● **What this task involves**: From the listing below, extract every line in which the word "text" appears.

● **Given records**:

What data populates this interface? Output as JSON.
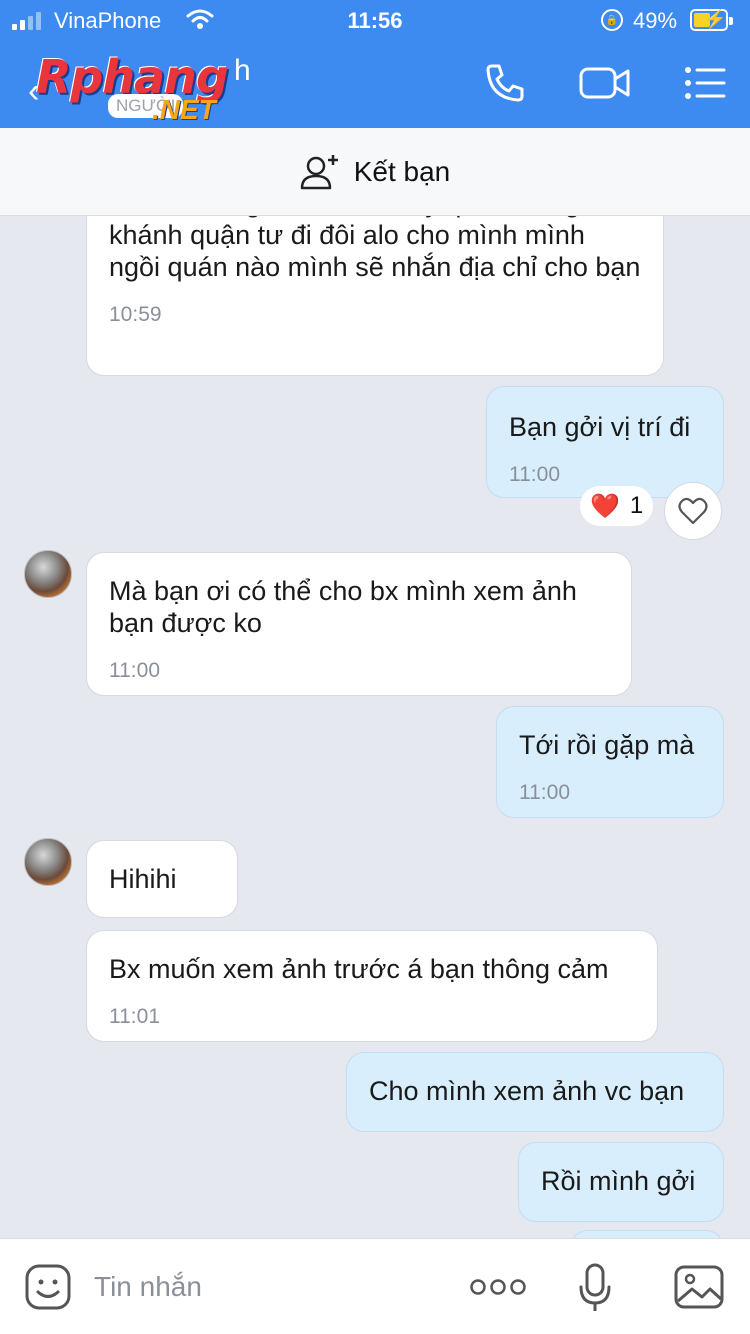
{
  "status_bar": {
    "carrier": "VinaPhone",
    "time": "11:56",
    "battery_percent": "49%",
    "signal_bars": 2
  },
  "nav": {
    "title": "h",
    "watermark": {
      "word": "Rphang",
      "tag": "NGƯỜI",
      "suffix": ".NET"
    }
  },
  "friend_bar": {
    "label": "Kết bạn"
  },
  "messages": [
    {
      "id": "m1",
      "side": "in",
      "text": "Khoản sau giờ rồi bạn chạy qua đường vĩnh khánh quận tư đi đôi alo cho mình mình ngồi quán nào mình sẽ nhắn địa chỉ cho bạn",
      "time": "10:59"
    },
    {
      "id": "m2",
      "side": "out",
      "text": "Bạn gởi vị trí đi",
      "time": "11:00",
      "reaction": {
        "emoji": "❤️",
        "count": "1"
      }
    },
    {
      "id": "m3",
      "side": "in",
      "text": "Mà bạn ơi có thể cho bx mình xem ảnh bạn được ko",
      "time": "11:00"
    },
    {
      "id": "m4",
      "side": "out",
      "text": "Tới rồi gặp mà",
      "time": "11:00"
    },
    {
      "id": "m5",
      "side": "in",
      "text": "Hihihi",
      "time": ""
    },
    {
      "id": "m6",
      "side": "in",
      "text": "Bx muốn xem ảnh trước á bạn thông cảm",
      "time": "11:01"
    },
    {
      "id": "m7",
      "side": "out",
      "text": "Cho mình xem ảnh vc bạn",
      "time": ""
    },
    {
      "id": "m8",
      "side": "out",
      "text": "Rồi mình gởi",
      "time": ""
    }
  ],
  "composer": {
    "placeholder": "Tin nhắn"
  },
  "colors": {
    "header": "#3d8af0",
    "chat_bg": "#e5e8ef",
    "incoming": "#ffffff",
    "outgoing": "#d9eefd"
  }
}
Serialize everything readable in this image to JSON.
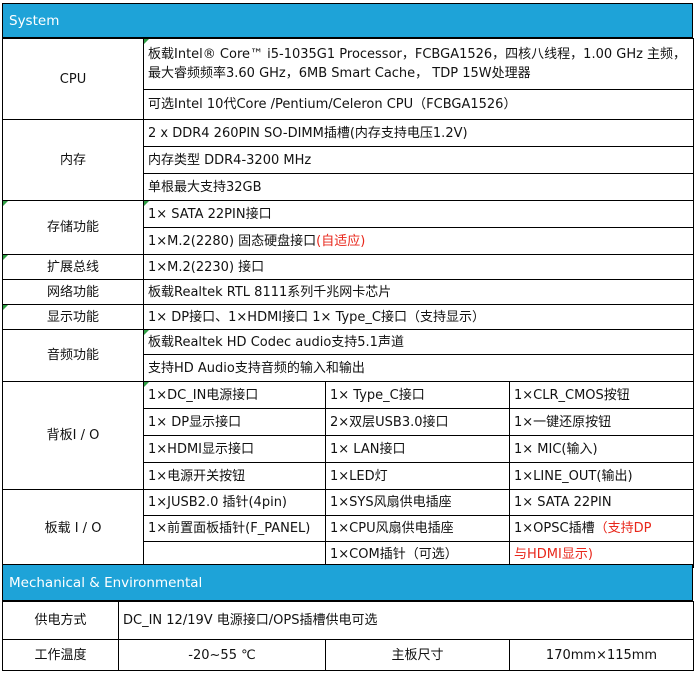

● **Task solution**:
      "text": "Khoản sau giờ rồi bạn chạy qua đường vĩnh khánh quận tư đi đôi alo cho mình mình ngồi quán nào mình sẽ nhắn địa chỉ cho bạn",
      "text": "Bạn gởi vị trí đi",
      "text": "Mà bạn ơi có thể cho bx mình xem ảnh bạn được ko",
      "text": "Tới rồi gặp mà",
      "text": "Hihihi",
      "text": "Bx muốn xem ảnh trước á bạn thông cảm",
      "text": "Cho mình xem ảnh vc bạn",
      "text": "Rồi mình gởi",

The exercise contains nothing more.